* [WORK INSTRUCTION] Everything in the entries except the pictures must be duplicated exactly.

───── AVAILABLE DATA

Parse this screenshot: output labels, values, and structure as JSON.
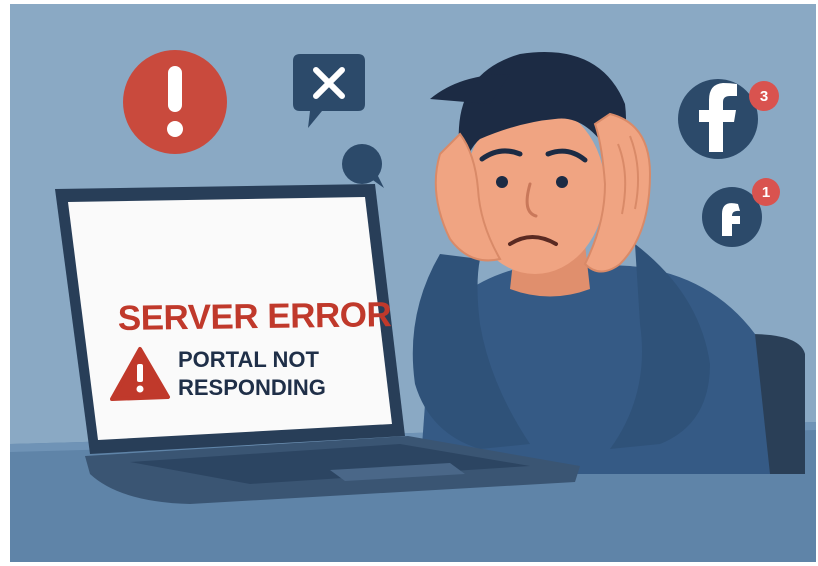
{
  "scene": {
    "error_title": "SERVER ERROR",
    "error_line1": "PORTAL NOT",
    "error_line2": "RESPONDING",
    "notification_top_count": "3",
    "notification_bottom_count": "1"
  },
  "colors": {
    "background": "#8aa9c4",
    "desk": "#5f84a8",
    "laptop_body": "#283e58",
    "screen": "#fafafa",
    "error_red": "#c0392b",
    "sweater": "#355a85",
    "skin": "#f0a482",
    "hair": "#1c2b44",
    "icon_navy": "#2c4a6a",
    "badge_red": "#d9534f"
  }
}
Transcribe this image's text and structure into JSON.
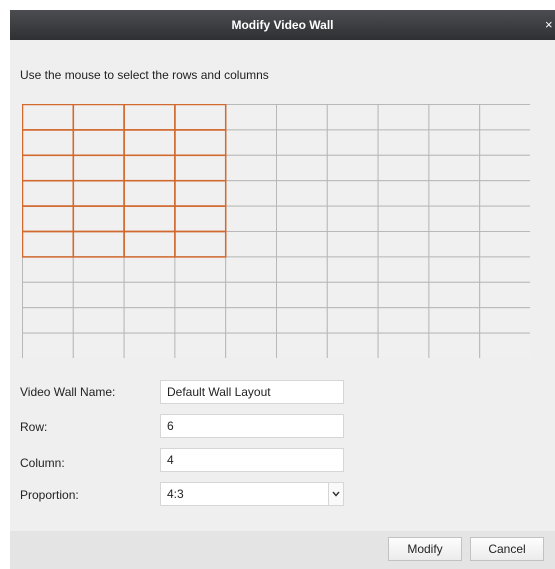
{
  "dialog": {
    "title": "Modify Video Wall",
    "close_glyph": "×"
  },
  "instruction": "Use the mouse to select the rows and columns",
  "grid": {
    "total_rows": 10,
    "total_columns": 10,
    "selected_rows": 6,
    "selected_columns": 4,
    "selection_color": "#d2692e",
    "line_color": "#b8b8b8",
    "cell_color": "#f0f0f0"
  },
  "form": {
    "name_label": "Video Wall Name:",
    "name_value": "Default Wall Layout",
    "row_label": "Row:",
    "row_value": "6",
    "column_label": "Column:",
    "column_value": "4",
    "proportion_label": "Proportion:",
    "proportion_value": "4:3",
    "proportion_icon": "chevron-down-icon"
  },
  "buttons": {
    "modify": "Modify",
    "cancel": "Cancel"
  }
}
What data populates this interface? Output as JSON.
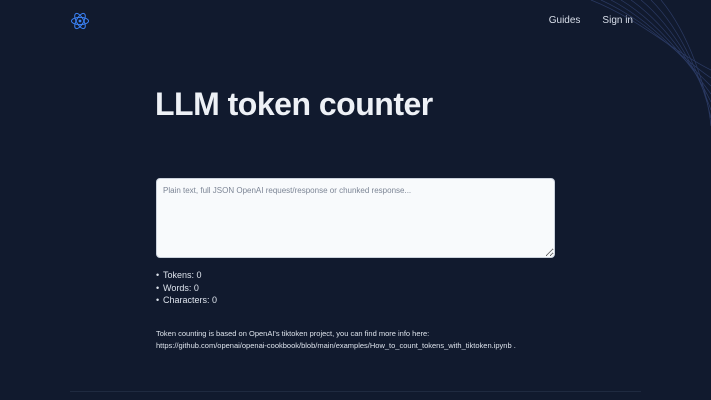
{
  "nav": {
    "guides": "Guides",
    "signin": "Sign in"
  },
  "title": "LLM token counter",
  "input": {
    "placeholder": "Plain text, full JSON OpenAI request/response or chunked response...",
    "value": ""
  },
  "stats": [
    {
      "label": "Tokens: 0"
    },
    {
      "label": "Words: 0"
    },
    {
      "label": "Characters: 0"
    }
  ],
  "info": {
    "line1": "Token counting is based on OpenAI's tiktoken project, you can find more info here:",
    "link": "https://github.com/openai/openai-cookbook/blob/main/examples/How_to_count_tokens_with_tiktoken.ipynb",
    "tail": " ."
  },
  "icons": {
    "logo": "atom-logo-icon"
  },
  "colors": {
    "background": "#111a2e",
    "accent": "#3b82f6",
    "text": "#e5e9f0"
  }
}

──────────

* [RESULT BELOW]
Parse this screenshot: output labels, values, and structure as JSON.
{
  "scene": {
    "error_title": "SERVER ERROR",
    "error_line1": "PORTAL NOT",
    "error_line2": "RESPONDING",
    "notification_top_count": "3",
    "notification_bottom_count": "1"
  },
  "colors": {
    "background": "#8aa9c4",
    "desk": "#5f84a8",
    "laptop_body": "#283e58",
    "screen": "#fafafa",
    "error_red": "#c0392b",
    "sweater": "#355a85",
    "skin": "#f0a482",
    "hair": "#1c2b44",
    "icon_navy": "#2c4a6a",
    "badge_red": "#d9534f"
  }
}
Transcribe this image's text and structure into JSON.
{
  "dialog": {
    "title": "Modify Video Wall",
    "close_glyph": "×"
  },
  "instruction": "Use the mouse to select the rows and columns",
  "grid": {
    "total_rows": 10,
    "total_columns": 10,
    "selected_rows": 6,
    "selected_columns": 4,
    "selection_color": "#d2692e",
    "line_color": "#b8b8b8",
    "cell_color": "#f0f0f0"
  },
  "form": {
    "name_label": "Video Wall Name:",
    "name_value": "Default Wall Layout",
    "row_label": "Row:",
    "row_value": "6",
    "column_label": "Column:",
    "column_value": "4",
    "proportion_label": "Proportion:",
    "proportion_value": "4:3",
    "proportion_icon": "chevron-down-icon"
  },
  "buttons": {
    "modify": "Modify",
    "cancel": "Cancel"
  }
}
What data populates this interface? Output as JSON.
{
  "nav": {
    "guides": "Guides",
    "signin": "Sign in"
  },
  "title": "LLM token counter",
  "input": {
    "placeholder": "Plain text, full JSON OpenAI request/response or chunked response...",
    "value": ""
  },
  "stats": [
    {
      "label": "Tokens: 0"
    },
    {
      "label": "Words: 0"
    },
    {
      "label": "Characters: 0"
    }
  ],
  "info": {
    "line1": "Token counting is based on OpenAI's tiktoken project, you can find more info here:",
    "link": "https://github.com/openai/openai-cookbook/blob/main/examples/How_to_count_tokens_with_tiktoken.ipynb",
    "tail": " ."
  },
  "icons": {
    "logo": "atom-logo-icon"
  },
  "colors": {
    "background": "#111a2e",
    "accent": "#3b82f6",
    "text": "#e5e9f0"
  }
}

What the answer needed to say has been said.